Task:
In the records below, work out how many lines hold the word "gmail". Report the number alone.

━━━ Material for this exercise ━━━

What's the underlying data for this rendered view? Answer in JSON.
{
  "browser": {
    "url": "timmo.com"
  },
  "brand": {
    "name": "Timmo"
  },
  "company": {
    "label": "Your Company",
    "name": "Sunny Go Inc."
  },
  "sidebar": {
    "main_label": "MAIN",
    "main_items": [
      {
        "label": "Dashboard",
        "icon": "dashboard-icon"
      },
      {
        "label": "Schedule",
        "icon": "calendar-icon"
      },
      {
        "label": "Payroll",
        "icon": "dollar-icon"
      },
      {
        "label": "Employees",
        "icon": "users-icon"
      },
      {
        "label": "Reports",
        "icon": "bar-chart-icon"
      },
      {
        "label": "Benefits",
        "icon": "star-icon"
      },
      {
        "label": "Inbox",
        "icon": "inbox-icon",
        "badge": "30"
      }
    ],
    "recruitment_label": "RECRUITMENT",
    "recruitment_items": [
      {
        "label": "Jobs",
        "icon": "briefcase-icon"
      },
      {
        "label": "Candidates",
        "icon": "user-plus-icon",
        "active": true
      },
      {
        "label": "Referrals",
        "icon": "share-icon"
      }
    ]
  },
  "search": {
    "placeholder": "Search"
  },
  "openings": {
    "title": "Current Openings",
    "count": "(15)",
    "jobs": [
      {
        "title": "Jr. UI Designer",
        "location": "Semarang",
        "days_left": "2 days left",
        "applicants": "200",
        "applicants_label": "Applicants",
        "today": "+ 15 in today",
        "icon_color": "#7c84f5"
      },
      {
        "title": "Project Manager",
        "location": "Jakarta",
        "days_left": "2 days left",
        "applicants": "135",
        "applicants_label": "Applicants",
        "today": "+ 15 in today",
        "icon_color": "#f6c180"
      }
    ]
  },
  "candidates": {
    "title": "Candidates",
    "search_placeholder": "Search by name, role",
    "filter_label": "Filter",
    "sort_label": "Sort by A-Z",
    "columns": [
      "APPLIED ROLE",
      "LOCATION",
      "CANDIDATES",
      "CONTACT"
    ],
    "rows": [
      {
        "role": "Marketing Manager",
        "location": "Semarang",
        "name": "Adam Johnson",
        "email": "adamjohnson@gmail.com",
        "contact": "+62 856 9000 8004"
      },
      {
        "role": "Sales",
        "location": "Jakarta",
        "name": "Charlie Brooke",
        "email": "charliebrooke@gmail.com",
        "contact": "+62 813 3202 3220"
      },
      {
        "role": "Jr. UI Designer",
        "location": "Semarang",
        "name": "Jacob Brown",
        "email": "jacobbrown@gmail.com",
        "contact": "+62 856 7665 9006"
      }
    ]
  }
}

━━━

Result of the exercise:
3